It’s most commonly used to control synthesizers and DAW instruments via a controller. This could be anything from a MIDI keyboard to an electronic drum kit. MIDI is usually connected via a round 5-pin connector, often with both in & out functionality. You also see 2.5mm jack connections from time to time. Many modern controllers and instruments have a built-in MIDI interface, meaning you can plug them to your laptop via USB. Other devices and hardware, such as legacy instruments, require an interface to allow you to use them in your DAW.
If you’re looking to get MIDI-connected on a budget, you can easily pick up a simple interface for less than £100. Brands like M-Audio and Roland make great little units that’ll convert your 5-pin MIDI connector to USB or similar.
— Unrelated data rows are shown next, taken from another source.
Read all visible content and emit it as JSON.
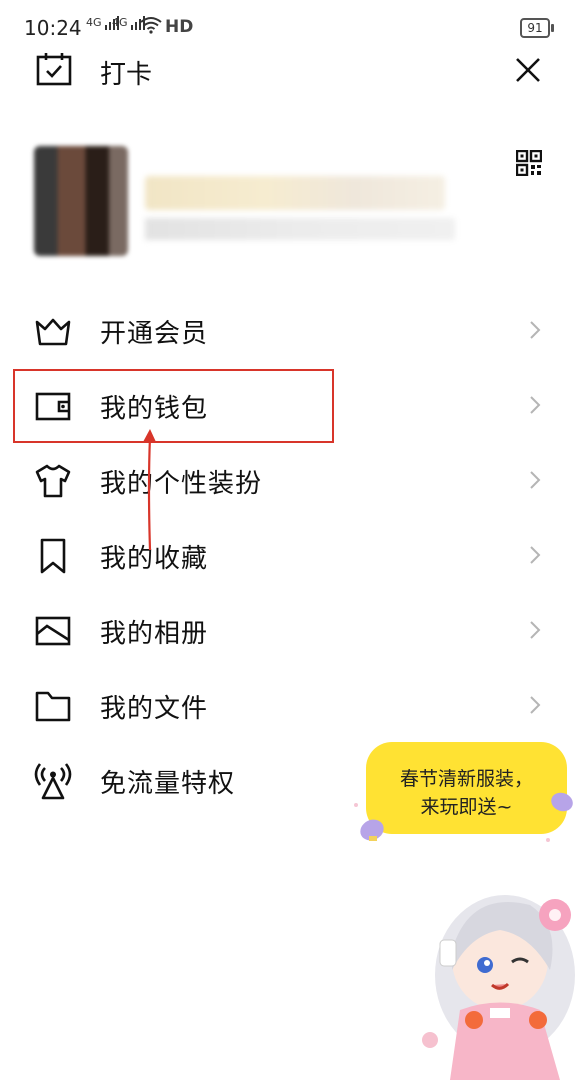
{
  "status_bar": {
    "time": "10:24",
    "signal1": "4G",
    "signal2": "4G",
    "hd": "HD",
    "battery": "91"
  },
  "header": {
    "title": "打卡"
  },
  "menu": [
    {
      "label": "开通会员",
      "icon": "crown-icon"
    },
    {
      "label": "我的钱包",
      "icon": "wallet-icon"
    },
    {
      "label": "我的个性装扮",
      "icon": "tshirt-icon"
    },
    {
      "label": "我的收藏",
      "icon": "bookmark-icon"
    },
    {
      "label": "我的相册",
      "icon": "photo-icon"
    },
    {
      "label": "我的文件",
      "icon": "folder-icon"
    },
    {
      "label": "免流量特权",
      "icon": "signal-tower-icon"
    }
  ],
  "promo": {
    "line1": "春节清新服装，",
    "line2": "来玩即送~"
  },
  "colors": {
    "highlight": "#d8352a",
    "promo_bg": "#ffe233"
  }
}
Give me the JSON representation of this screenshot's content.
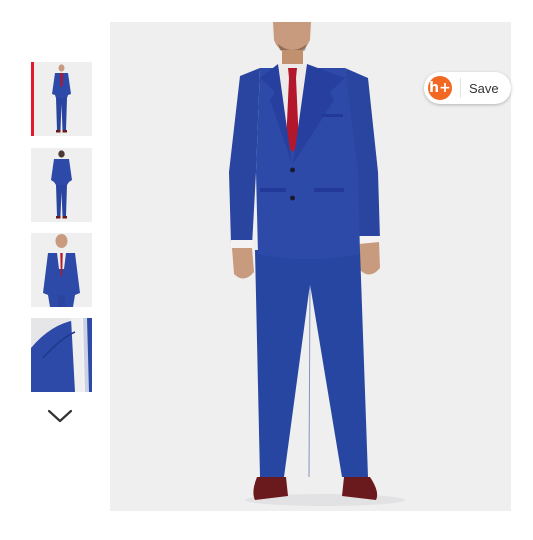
{
  "gallery": {
    "thumbnails": [
      {
        "name": "thumbnail-front",
        "active": true
      },
      {
        "name": "thumbnail-back",
        "active": false
      },
      {
        "name": "thumbnail-detail",
        "active": false
      },
      {
        "name": "thumbnail-closeup",
        "active": false
      }
    ],
    "next_icon": "chevron-down-icon"
  },
  "hero": {
    "save_button": {
      "label": "Save",
      "logo_glyph": "h+",
      "logo_color": "#f26722"
    }
  },
  "colors": {
    "active_indicator": "#e01a2b",
    "suit_blue": "#2d4aa8",
    "tie_red": "#b3172c",
    "shoe_burgundy": "#6a1a1c",
    "background": "#efeff0"
  }
}
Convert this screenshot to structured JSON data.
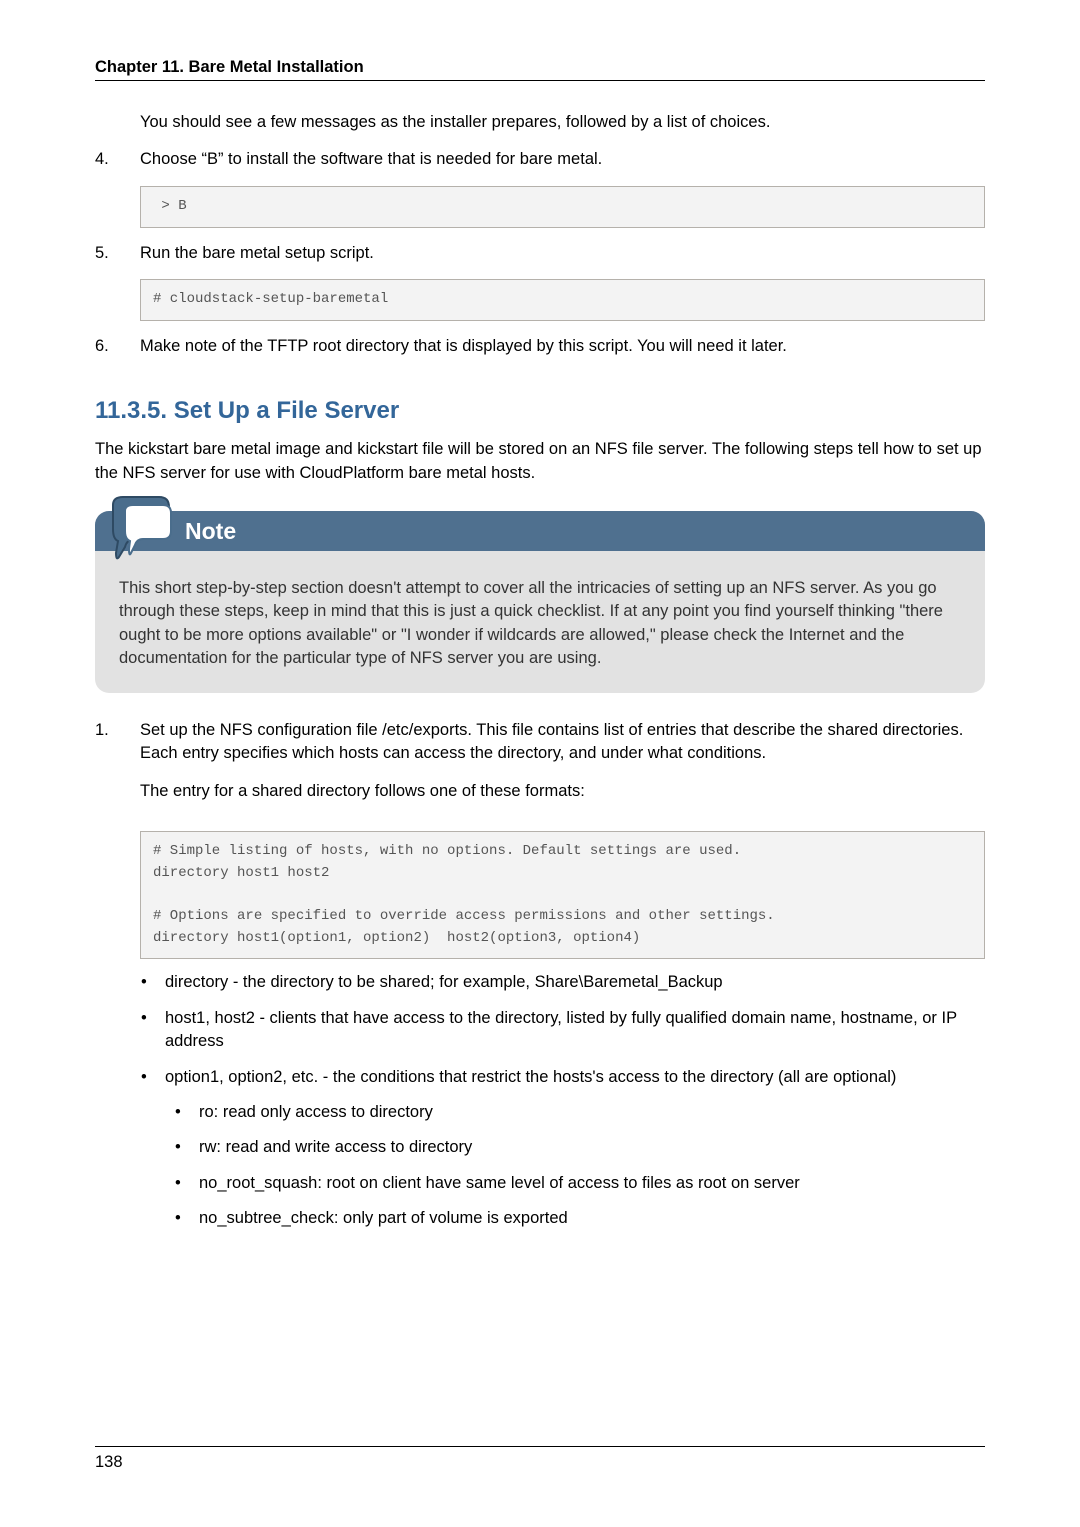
{
  "header": {
    "title": "Chapter 11. Bare Metal Installation"
  },
  "intro_line": "You should see a few messages as the installer prepares, followed by a list of choices.",
  "step4": {
    "num": "4.",
    "text": "Choose “B” to install the software that is needed for bare metal.",
    "code": " > B"
  },
  "step5": {
    "num": "5.",
    "text": "Run the bare metal setup script.",
    "code": "# cloudstack-setup-baremetal"
  },
  "step6": {
    "num": "6.",
    "text": "Make note of the TFTP root directory that is displayed by this script. You will need it later."
  },
  "section": {
    "heading": "11.3.5. Set Up a File Server",
    "para": "The kickstart bare metal image and kickstart file will be stored on an NFS file server. The following steps tell how to set up the NFS server for use with CloudPlatform bare metal hosts."
  },
  "note": {
    "label": "Note",
    "body": "This short step-by-step section doesn't attempt to cover all the intricacies of setting up an NFS server. As you go through these steps, keep in mind that this is just a quick checklist. If at any point you find yourself thinking \"there ought to be more options available\" or \"I wonder if wildcards are allowed,\" please check the Internet and the documentation for the particular type of NFS server you are using."
  },
  "step1": {
    "num": "1.",
    "text": "Set up the NFS configuration file /etc/exports. This file contains list of entries that describe the shared directories. Each entry specifies which hosts can access the directory, and under what conditions.",
    "text2": "The entry for a shared directory follows one of these formats:",
    "code": "# Simple listing of hosts, with no options. Default settings are used.\ndirectory host1 host2\n\n# Options are specified to override access permissions and other settings.\ndirectory host1(option1, option2)  host2(option3, option4)"
  },
  "bullets": {
    "b1": "directory - the directory to be shared; for example, Share\\Baremetal_Backup",
    "b2": "host1, host2 - clients that have access to the directory, listed by fully qualified domain name, hostname, or IP address",
    "b3": "option1, option2, etc. - the conditions that restrict the hosts's access to the directory (all are optional)",
    "s1": "ro: read only access to directory",
    "s2": "rw: read and write access to directory",
    "s3": "no_root_squash: root on client have same level of access to files as root on server",
    "s4": "no_subtree_check: only part of volume is exported"
  },
  "footer": {
    "page": "138"
  }
}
This takes care of all the hard work, turning your digital MIDI signal into something that any DAW can understand. This is perfect for connecting electronic drum kits, digital pianos, synthesizers and any other device that has direct MIDI output.
MIDI interfaces are generally available across all price points. Upping your budget to within the £300 mark will offer a number of additional features that may well come in handy.
Many of the interfaces featured in the list above double up as both audio and MIDI interfaces. This makes them brilliant tools for any musician. Whether you’re a singer-songwriter doing some home recording, or a performing DJ looking for easy connectivity, having both audio and MIDI in the same place can be extremely useful.
By spending a little more, there’s also a chance that you’ll get more than one input/output. This is great for using multiple synthesizers, keyboards or electronic drum kits in a performing or recording setting. It’ll allow you synchronise all instruments with each other, as well as with your DAW – brilliant for electronic music.
If you’ve got a MIDI instrument or device without USB connection, it can be difficult to record or experiment with your ideas on the fly. A portable MIDI interface might just do the trick, allowing you to get connected with minimal hassle.
You can get great portable MIDI interfaces from brands like IK Multimedia (the iRig), Roland, Zoom and more. They essentially work the same as any MIDI interface, but are more compact and lightweight – perfect for slipping into a gig bag, keyboard case or laptop sleeve.
As mentioned earlier, some of the more portable interfaces come with 2.5mm MIDI jacks instead of the 5-pin standard, which helps to keep them compact without sacrificing functionality. Some of our portable interface selection is also compatible with devices like iPads and smartphones, great for creativity on-the-go.
If you’ve got a dedicated creative space and need MIDI connectivity, you may have a bit more leeway. You don’t need to worry about portability, first of all – larger interfaces tend to have a few more features to work with, naturally!
Our choices (Steinberg, M-Audio, Presonus) offer everything from increased connectivity to better recording latency. Having more MIDI connections offers greater synchronicity, especially if recording multiple MIDI instruments at once. Modern thunderbolt and USB-C connections offer improved latency for seamless tracking and real-time mixing. As mentioned earlier, some of these options double up as audio interfaces, making them ultra-practical for studio use.
These options are similar to the portable ones we mentioned above, but narrowed down specifically for use with iPads and iPhones. This means they have Apple lightning connectivity, and are super compact for portable recording and experimentation. Some of them even have audio capability, including jack inputs and phantom power for microphones. Connect to Garageband or your music app of choice and get creative - winner!
MIDI interfaces – Windows or Mac?
Because MIDI is a universal language, you’ll often find that interfaces work perfectly with any DAW, regardless of the operating system you’re using – Logic on Mac, Pro Tools on PC, whatever you like. Connectivity is the main consideration here: lightning connections are exclusive to Apple mobile devices, while thunderbolt is more commonly found on Apple computers. Always check with the manufacturer if you’re unsure!